If the form-book is anything to go by then the real clash is likely to take place between Werth, Fry who is ranked third in the world, Kittel who is ranked sixth and Skodborg Merrald, the latter a member of the historic side that claimed team gold for Denmark for the very first time at the FEI Dressage World Championship 2022 on home ground in Herning, who is ranked fourth. The Dane rode three different horses during the season, finishing second in Herning, Lyon and Stuttgart with Blue Hors Zack, Blue Hors San Schufro and Blue Hors Don Olymbrio respectively, and fourth in Amsterdam with Don Olymbrio who she brings to Riyadh.

Fry of course is a formidable opponent.

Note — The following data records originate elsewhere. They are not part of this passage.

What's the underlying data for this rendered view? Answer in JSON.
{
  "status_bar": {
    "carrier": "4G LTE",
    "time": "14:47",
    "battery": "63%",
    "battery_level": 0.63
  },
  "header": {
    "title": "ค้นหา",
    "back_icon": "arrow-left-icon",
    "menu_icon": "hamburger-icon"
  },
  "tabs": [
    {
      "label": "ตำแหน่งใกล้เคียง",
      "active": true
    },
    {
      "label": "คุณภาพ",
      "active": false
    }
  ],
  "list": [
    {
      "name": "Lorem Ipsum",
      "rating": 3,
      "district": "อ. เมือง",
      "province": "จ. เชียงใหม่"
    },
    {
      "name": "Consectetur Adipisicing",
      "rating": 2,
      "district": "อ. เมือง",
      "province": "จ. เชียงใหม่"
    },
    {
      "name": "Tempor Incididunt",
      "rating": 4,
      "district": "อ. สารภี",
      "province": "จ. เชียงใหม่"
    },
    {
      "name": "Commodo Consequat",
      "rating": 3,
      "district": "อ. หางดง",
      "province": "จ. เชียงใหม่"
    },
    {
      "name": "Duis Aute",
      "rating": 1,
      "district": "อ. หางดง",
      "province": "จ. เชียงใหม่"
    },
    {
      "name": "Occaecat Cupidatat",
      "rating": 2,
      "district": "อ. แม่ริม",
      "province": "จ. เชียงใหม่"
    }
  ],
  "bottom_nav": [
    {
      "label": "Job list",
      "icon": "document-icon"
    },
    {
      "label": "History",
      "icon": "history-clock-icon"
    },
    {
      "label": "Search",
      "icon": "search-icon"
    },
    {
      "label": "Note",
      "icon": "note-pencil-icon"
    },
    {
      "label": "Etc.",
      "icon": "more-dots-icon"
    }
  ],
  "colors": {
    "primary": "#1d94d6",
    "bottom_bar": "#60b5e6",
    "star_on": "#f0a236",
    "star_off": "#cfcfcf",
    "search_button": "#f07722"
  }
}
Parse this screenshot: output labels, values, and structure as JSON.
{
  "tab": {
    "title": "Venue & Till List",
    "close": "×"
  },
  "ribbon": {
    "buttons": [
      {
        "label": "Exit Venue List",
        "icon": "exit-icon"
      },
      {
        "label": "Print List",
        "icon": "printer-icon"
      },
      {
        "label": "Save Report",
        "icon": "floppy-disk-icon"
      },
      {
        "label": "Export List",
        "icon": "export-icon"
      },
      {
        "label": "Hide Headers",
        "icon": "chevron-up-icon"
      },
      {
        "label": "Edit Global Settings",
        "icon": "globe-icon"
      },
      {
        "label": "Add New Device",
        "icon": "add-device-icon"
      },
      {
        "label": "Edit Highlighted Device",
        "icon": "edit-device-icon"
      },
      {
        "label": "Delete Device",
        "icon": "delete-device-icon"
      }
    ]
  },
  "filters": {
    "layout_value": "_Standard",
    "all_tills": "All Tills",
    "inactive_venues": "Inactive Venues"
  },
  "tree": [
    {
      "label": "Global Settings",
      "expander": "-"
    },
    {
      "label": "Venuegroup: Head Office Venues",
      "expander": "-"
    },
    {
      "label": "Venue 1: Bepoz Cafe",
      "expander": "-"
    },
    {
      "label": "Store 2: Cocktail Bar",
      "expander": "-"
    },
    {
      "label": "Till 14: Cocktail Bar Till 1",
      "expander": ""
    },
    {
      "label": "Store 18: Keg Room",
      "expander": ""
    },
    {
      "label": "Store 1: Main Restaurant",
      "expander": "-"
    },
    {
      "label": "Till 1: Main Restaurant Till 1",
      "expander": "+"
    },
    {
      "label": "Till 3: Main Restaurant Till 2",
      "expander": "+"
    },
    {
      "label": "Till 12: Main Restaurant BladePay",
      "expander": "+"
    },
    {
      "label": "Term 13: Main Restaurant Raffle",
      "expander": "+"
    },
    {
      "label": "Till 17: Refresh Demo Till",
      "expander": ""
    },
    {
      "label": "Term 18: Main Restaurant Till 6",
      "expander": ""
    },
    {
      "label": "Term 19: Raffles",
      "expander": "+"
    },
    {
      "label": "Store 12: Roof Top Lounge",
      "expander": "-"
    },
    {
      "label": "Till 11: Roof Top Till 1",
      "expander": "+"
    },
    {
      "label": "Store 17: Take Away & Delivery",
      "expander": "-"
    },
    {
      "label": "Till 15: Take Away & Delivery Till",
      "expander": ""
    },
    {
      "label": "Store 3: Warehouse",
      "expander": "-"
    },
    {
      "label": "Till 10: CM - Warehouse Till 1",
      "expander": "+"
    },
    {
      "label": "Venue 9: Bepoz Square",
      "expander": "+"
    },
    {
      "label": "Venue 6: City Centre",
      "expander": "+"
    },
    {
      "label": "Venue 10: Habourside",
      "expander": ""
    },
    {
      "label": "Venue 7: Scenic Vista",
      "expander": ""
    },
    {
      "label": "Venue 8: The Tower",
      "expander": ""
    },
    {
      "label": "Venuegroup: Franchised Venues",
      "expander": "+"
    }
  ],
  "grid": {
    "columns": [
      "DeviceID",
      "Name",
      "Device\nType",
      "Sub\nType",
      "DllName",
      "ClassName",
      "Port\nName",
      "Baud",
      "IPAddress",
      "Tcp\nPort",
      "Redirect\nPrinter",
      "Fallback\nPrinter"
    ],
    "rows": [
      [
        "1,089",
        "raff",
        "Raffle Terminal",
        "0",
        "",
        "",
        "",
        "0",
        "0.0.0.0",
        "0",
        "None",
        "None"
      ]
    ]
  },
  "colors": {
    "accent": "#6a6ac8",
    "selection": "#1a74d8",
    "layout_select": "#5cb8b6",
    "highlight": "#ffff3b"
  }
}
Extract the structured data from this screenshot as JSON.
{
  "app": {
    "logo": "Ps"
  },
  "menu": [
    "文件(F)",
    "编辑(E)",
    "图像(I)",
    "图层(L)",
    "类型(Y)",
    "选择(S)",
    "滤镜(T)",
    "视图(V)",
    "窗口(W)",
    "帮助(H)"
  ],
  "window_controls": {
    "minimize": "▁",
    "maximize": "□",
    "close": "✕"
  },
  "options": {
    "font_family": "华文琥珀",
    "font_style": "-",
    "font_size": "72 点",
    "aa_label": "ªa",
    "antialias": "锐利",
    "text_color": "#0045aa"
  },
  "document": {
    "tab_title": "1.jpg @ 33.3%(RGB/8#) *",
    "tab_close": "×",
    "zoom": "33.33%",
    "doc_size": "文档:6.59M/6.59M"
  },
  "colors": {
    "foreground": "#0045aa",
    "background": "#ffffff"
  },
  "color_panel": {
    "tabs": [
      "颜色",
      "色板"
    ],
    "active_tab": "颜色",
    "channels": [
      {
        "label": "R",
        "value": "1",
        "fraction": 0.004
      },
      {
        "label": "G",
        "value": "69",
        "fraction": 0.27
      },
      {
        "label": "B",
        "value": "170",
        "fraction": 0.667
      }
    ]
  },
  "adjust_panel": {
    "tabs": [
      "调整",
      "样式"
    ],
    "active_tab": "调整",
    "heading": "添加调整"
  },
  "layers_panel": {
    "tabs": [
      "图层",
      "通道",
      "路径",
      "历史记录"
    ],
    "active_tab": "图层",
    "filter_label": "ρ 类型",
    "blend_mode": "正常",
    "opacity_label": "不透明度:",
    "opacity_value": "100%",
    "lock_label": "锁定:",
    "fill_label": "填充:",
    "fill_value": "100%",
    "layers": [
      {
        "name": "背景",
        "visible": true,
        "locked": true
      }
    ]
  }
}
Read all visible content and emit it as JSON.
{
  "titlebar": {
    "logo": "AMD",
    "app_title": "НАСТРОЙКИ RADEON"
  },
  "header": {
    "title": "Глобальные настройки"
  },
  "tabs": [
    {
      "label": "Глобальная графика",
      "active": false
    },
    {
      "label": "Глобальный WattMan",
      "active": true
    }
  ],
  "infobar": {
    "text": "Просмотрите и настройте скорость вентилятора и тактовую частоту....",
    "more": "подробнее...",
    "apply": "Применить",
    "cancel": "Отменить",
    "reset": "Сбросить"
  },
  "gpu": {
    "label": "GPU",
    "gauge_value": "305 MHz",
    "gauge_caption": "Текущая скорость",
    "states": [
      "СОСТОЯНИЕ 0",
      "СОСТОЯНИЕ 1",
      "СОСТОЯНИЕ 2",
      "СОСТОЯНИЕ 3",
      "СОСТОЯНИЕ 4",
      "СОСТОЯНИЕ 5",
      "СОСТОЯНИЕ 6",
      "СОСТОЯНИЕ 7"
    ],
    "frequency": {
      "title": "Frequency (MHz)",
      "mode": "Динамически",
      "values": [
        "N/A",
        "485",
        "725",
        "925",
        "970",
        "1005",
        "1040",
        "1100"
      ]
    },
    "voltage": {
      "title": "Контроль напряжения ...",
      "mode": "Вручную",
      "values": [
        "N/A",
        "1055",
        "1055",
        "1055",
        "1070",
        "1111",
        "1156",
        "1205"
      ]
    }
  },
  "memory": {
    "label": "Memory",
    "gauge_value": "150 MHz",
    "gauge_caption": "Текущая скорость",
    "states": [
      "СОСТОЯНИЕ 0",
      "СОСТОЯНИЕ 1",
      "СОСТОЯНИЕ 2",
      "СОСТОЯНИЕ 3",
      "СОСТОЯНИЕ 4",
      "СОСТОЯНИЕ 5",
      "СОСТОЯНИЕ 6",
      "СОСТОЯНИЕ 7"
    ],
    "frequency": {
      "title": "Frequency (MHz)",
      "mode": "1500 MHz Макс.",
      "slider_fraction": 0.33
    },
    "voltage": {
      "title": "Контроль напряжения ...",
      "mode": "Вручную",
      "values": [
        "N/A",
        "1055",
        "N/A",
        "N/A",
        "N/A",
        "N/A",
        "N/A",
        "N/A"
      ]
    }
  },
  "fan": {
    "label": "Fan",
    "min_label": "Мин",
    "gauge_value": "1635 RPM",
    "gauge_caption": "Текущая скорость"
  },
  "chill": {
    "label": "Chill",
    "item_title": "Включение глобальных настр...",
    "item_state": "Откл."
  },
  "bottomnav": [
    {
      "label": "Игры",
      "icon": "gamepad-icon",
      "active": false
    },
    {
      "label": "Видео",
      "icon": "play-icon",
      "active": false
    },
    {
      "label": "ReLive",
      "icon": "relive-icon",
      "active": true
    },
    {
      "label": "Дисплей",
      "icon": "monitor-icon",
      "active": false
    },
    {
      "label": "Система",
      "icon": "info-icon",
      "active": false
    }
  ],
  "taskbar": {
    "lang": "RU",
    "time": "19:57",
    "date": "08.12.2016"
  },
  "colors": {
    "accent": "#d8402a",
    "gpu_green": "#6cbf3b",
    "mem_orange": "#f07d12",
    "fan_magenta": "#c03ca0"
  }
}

With the black stallion Everdale she was a member of the British bronze-medal-winning team at the Tokyo Olympic Games in 2021 before taking team silver and both Grand Prix Special and Freestyle gold with her other stallion, Glamourdale, at the World Championship the following year. 

With Everdale she posted two Western European League wins this season at Mechelen, Belgium in December and Amsterdam, The Netherlands in January as well as finishing second in London, Great Britain before Christmas and at the last leg in ’s-Hertogenbosch, The Netherlands last month.   

Add in the established and rising talent from the rest of the Western European League and those from Central Europe and North America along with the sole Pacific League contender, Melissa Galloway who brings Windermere J’Obei W, and the stage is set for an intriguing contest.


Repeat wins are a theme of this Final, and nobody has ever come close to matching the nine posted by The Netherlands’ Anky van Grunsven with her two great horses, Bonfire and Salinero, between 1995 and 2008.

However, no matter the result next week, no-one can rival Werth when it comes to sheer consistency as Riyadh 2024 will be the 24th FEI Dressage World Cup™ Final of her extraordinary career. 

More history will be written in the coming days, so don’t miss a hoofbeat….

More about the FEI Dressage World Cup™ 2024 Final:

The Ground Jury:

Level 4 Judges  

President - Hans Christian Matthiesen DEN

Janet Lee Foy USA

Peter Storr GBR

Elke Ebert GER

Thomas Lang AUT

Susan Hoevenaars AUS

Maria Collander FIN

Level 3 Judge

Eva-Maria Vint-Warmington EST

The Judges Supervisory Panel

Mary Seefried AUS

Liselotte Fore USA

The Timetable:

Grand Prix - Wednesday 17 April at 13.15 local time

Grand Prix Freestyle - Friday 19 April at 17.15 local time.  

The Competition Format:

FEI Grand Prix - drawn order, draw will take place on Tuesday 16 April at 20.00.

FEI Grand Prix Freestyle - all athlete/horse combinations who completed the FEI Grand Prix with a score of at least 65% will continue to the FEI Grand Prix Freestyle.